▸ **Task**
The expected answer comprises all lines from the entries that contain the string "JSON".

▸ **Given entries**
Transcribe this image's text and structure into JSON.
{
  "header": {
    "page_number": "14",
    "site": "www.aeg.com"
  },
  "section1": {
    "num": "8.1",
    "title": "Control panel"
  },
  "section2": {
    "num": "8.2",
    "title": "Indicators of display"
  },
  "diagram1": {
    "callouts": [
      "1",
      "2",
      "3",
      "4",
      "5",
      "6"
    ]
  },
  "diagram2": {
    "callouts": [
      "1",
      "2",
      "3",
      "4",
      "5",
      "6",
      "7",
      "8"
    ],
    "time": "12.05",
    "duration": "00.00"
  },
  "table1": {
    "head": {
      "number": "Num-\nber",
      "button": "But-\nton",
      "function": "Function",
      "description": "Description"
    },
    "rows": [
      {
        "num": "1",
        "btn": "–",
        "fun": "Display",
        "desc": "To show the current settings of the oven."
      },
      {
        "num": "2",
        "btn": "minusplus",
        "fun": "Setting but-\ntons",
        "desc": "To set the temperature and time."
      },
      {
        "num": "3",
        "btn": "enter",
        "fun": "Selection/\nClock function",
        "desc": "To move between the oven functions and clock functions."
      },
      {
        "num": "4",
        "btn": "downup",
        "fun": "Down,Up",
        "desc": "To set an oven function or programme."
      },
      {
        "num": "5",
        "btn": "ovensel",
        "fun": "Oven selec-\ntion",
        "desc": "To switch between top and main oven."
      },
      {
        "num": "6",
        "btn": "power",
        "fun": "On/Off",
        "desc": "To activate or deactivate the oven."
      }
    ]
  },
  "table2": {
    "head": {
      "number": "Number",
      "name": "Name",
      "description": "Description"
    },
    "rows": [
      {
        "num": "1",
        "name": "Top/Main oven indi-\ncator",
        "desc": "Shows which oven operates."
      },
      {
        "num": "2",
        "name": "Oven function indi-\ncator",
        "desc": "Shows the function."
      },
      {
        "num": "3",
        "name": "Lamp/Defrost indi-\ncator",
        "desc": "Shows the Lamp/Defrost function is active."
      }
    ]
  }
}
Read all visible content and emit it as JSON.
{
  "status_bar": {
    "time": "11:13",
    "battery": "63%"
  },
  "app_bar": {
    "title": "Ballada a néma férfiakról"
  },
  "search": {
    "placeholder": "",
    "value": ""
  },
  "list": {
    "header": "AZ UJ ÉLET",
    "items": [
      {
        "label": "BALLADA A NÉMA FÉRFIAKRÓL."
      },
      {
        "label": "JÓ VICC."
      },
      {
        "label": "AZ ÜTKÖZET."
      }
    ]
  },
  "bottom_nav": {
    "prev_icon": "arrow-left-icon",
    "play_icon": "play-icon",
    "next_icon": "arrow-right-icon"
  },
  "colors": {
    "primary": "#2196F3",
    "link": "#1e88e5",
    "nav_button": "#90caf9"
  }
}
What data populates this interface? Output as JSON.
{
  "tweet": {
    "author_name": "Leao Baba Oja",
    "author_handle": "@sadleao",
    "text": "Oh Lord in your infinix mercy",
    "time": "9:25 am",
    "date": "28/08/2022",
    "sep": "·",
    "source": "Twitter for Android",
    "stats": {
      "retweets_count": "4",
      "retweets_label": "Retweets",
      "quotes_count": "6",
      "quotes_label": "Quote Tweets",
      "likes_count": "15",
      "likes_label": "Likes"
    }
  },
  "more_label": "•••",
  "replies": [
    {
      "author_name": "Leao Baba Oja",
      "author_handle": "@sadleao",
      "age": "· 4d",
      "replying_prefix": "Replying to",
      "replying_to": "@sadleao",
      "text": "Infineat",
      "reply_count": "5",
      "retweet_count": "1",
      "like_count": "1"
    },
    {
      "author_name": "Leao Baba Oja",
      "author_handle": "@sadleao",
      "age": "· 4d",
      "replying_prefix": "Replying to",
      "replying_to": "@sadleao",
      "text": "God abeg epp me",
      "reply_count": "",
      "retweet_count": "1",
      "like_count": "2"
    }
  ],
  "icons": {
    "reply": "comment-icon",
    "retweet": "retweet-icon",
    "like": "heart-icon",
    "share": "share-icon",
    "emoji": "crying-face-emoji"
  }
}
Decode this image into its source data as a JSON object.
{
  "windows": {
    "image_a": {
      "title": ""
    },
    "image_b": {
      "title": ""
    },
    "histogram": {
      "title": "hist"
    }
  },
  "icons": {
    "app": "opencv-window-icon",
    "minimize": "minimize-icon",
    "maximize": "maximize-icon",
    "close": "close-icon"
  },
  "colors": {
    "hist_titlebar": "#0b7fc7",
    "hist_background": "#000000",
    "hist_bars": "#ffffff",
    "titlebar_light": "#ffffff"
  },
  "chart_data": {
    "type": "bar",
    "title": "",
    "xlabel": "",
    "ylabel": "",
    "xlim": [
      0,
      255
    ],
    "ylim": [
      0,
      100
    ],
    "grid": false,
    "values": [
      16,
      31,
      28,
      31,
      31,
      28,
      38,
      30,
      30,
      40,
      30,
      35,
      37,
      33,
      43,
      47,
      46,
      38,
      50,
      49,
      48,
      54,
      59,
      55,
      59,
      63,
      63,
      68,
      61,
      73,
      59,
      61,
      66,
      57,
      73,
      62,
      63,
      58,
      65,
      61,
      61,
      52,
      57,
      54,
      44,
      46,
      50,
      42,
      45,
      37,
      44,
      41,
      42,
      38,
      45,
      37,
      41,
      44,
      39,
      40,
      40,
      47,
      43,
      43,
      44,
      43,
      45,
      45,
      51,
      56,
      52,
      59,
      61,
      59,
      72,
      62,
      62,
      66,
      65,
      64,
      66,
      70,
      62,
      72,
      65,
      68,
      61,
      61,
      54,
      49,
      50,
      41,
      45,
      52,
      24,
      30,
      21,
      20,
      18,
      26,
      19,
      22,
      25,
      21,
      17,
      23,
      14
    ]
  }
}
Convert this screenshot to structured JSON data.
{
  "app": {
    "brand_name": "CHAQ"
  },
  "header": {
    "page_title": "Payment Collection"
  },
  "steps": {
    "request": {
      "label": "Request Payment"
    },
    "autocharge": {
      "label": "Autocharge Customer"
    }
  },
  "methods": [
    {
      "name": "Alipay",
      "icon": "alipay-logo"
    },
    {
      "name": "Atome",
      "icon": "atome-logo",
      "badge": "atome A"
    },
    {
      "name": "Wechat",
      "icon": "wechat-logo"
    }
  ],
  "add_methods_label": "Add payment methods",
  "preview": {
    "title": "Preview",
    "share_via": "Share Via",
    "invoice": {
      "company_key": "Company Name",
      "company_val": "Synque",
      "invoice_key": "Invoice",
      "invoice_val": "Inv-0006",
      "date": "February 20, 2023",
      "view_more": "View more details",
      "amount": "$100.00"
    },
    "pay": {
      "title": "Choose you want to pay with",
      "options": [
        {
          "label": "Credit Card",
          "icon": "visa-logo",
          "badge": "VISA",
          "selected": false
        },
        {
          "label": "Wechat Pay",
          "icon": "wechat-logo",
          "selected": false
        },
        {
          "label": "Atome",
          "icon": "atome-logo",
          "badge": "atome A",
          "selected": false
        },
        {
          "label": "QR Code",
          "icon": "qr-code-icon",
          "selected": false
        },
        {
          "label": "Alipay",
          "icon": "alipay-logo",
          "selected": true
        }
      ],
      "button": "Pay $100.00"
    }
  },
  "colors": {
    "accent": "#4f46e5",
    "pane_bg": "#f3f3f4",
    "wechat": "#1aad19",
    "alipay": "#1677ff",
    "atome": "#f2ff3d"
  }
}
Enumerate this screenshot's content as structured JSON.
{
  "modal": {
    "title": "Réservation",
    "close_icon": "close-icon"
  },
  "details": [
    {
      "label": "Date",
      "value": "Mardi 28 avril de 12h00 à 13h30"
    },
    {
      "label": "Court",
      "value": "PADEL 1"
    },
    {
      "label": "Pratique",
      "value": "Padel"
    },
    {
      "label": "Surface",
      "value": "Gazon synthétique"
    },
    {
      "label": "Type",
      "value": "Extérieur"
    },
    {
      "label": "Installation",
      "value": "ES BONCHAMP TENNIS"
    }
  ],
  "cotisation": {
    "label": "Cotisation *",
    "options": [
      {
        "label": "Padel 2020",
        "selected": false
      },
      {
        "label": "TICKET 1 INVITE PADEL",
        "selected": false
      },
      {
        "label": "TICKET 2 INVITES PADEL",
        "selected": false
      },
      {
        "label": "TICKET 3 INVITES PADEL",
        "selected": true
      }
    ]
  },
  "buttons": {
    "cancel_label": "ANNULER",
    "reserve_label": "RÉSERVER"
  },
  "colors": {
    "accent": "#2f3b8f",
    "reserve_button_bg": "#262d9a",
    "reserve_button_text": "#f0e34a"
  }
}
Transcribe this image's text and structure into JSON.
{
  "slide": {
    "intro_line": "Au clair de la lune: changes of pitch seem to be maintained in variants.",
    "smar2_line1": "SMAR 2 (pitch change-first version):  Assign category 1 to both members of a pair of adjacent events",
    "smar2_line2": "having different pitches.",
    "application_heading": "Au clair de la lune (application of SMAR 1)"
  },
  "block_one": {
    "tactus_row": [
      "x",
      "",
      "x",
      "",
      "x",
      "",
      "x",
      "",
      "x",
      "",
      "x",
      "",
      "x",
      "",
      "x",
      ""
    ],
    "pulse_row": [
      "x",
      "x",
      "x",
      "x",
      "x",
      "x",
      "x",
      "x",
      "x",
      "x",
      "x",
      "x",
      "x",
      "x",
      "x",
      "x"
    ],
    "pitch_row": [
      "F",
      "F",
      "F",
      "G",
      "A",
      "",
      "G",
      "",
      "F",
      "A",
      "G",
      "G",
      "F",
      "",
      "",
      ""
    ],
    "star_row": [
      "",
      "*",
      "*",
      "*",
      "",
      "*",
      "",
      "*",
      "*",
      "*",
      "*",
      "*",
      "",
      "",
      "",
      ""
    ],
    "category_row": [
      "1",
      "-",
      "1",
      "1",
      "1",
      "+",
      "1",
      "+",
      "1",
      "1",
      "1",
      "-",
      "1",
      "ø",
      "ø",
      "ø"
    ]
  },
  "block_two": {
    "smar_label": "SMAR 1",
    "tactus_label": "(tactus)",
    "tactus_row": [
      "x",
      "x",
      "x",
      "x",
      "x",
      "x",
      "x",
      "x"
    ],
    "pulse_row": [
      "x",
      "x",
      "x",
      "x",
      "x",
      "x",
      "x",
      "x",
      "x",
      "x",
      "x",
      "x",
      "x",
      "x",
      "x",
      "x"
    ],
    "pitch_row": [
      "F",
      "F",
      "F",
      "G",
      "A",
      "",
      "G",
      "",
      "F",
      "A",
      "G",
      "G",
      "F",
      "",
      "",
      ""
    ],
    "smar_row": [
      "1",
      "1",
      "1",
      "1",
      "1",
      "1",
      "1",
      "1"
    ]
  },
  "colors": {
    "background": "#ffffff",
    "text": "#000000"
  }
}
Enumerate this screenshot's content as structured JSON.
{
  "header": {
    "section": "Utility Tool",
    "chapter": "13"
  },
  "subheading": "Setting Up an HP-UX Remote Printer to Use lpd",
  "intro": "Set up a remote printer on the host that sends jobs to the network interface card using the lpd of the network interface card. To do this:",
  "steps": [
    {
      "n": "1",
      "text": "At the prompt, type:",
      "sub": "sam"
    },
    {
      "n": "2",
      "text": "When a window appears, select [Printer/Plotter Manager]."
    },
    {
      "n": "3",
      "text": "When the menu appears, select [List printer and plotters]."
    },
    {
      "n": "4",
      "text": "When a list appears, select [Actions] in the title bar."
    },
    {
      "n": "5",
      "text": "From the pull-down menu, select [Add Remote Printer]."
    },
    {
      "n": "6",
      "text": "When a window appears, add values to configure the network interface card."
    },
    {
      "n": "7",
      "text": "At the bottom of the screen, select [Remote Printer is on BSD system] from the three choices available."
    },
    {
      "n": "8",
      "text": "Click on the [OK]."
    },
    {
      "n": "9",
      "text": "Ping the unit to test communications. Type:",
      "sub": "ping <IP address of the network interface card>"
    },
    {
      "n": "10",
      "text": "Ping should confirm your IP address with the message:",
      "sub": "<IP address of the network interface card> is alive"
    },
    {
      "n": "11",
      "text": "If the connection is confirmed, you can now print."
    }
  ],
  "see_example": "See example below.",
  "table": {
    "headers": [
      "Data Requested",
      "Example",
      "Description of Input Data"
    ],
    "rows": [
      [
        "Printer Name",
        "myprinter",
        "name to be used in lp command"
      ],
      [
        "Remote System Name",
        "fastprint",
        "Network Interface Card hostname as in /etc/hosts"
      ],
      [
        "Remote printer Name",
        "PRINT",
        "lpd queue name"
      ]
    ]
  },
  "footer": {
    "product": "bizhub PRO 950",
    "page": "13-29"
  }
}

▸ **Response to the task**
Transcribe this image's text and structure into JSON.
Read all visible content and emit it as JSON.
What data populates this interface? Output as JSON.
Decode this image into its source data as a JSON object.
Convert this screenshot to structured JSON data.
Enumerate this screenshot's content as structured JSON.
Transcribe this image's text and structure into JSON.
Enumerate this screenshot's content as structured JSON.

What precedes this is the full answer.